This is a great example of exactly what Kant means by the term 'Transcendental philosophy'. According to Kant (see the chapter titled 'Transcendental Aesthetic' in *The Critique of Pure Reason'), the true aim of philosophy is to understand a thing, not by analyzing that thing itself (for this is the role of science) but by thinking about what it is that the existence or possiblity of that thing presupposes.

In the Transcendental Aesthetic, Kant shows that space is the form of appearances and time is the form of (inner) experience. They are both required in order for any experience to be possible. So you are right in noting that

Even when viewing rhapsodies or kaleidoscopes, do not humans interpret them spatially and temporally?

The precise relationship between perceptions and space and time (or perhaps more accurately, experience and space and time) is in fact a logical one:

Experience is possible => Space and Time exist

where the '=>' means logical implication. So, if we can grant that we can have experience, then we can conclude that Space and Time exist and pre-exist things or actual bodies, which was quite a novel concept at the time, as space (following Leibniz) was considered to be nothing other than a relationship between bodies.

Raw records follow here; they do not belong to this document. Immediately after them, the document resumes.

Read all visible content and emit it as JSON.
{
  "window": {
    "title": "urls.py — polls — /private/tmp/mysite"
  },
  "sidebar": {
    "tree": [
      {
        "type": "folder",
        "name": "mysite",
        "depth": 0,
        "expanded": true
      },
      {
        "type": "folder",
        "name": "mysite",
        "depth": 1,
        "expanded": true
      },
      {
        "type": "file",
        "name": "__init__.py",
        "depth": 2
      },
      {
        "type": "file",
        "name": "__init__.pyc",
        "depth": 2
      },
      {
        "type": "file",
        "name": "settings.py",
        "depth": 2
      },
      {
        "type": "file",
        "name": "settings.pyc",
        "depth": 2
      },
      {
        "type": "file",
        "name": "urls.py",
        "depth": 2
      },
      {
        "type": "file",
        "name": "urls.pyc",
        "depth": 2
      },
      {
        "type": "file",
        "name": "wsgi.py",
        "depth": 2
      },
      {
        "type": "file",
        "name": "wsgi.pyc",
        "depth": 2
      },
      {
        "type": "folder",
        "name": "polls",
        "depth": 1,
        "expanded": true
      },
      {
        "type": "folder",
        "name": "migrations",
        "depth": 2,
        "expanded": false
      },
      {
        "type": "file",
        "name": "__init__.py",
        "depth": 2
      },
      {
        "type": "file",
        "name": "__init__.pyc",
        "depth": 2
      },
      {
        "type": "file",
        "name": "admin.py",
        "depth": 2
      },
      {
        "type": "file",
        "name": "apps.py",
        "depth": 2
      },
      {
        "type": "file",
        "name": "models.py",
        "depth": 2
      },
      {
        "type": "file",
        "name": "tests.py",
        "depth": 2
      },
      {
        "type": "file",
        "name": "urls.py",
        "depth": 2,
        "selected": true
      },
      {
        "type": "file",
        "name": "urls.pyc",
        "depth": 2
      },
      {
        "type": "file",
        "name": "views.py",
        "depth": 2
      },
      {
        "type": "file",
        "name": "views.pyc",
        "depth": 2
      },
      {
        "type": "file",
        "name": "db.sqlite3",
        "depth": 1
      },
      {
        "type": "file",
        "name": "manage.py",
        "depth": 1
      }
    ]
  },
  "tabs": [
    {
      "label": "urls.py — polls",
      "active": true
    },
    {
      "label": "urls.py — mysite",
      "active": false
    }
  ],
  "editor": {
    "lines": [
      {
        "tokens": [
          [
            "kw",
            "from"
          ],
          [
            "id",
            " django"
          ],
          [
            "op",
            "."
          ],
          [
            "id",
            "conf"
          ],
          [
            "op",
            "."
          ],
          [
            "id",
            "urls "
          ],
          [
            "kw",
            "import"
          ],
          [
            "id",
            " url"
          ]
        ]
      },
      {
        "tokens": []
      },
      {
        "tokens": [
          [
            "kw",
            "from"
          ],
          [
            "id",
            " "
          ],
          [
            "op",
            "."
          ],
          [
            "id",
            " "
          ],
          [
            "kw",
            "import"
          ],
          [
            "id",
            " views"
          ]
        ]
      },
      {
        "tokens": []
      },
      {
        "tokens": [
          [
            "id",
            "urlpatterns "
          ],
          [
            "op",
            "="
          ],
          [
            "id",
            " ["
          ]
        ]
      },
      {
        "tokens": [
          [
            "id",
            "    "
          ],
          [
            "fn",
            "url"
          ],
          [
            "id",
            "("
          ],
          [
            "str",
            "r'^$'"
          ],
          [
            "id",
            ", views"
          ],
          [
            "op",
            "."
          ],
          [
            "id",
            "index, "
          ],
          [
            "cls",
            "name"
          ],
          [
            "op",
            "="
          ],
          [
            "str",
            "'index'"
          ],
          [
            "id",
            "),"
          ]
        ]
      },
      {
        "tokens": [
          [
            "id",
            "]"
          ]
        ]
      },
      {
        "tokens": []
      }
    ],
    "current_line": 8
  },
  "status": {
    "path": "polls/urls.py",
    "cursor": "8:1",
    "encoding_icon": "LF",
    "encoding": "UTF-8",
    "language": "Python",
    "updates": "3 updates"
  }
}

In regards to the second question about the distinction between 'mental pictures' and 'organizing principle or rule': the author seems to be getting at Kant's distinction between intuition and concepts. Intuitions are original and relate directly to appearances, being caused by sensation of them. Concepts, on the other hand, are derivative and are derived from intuitions.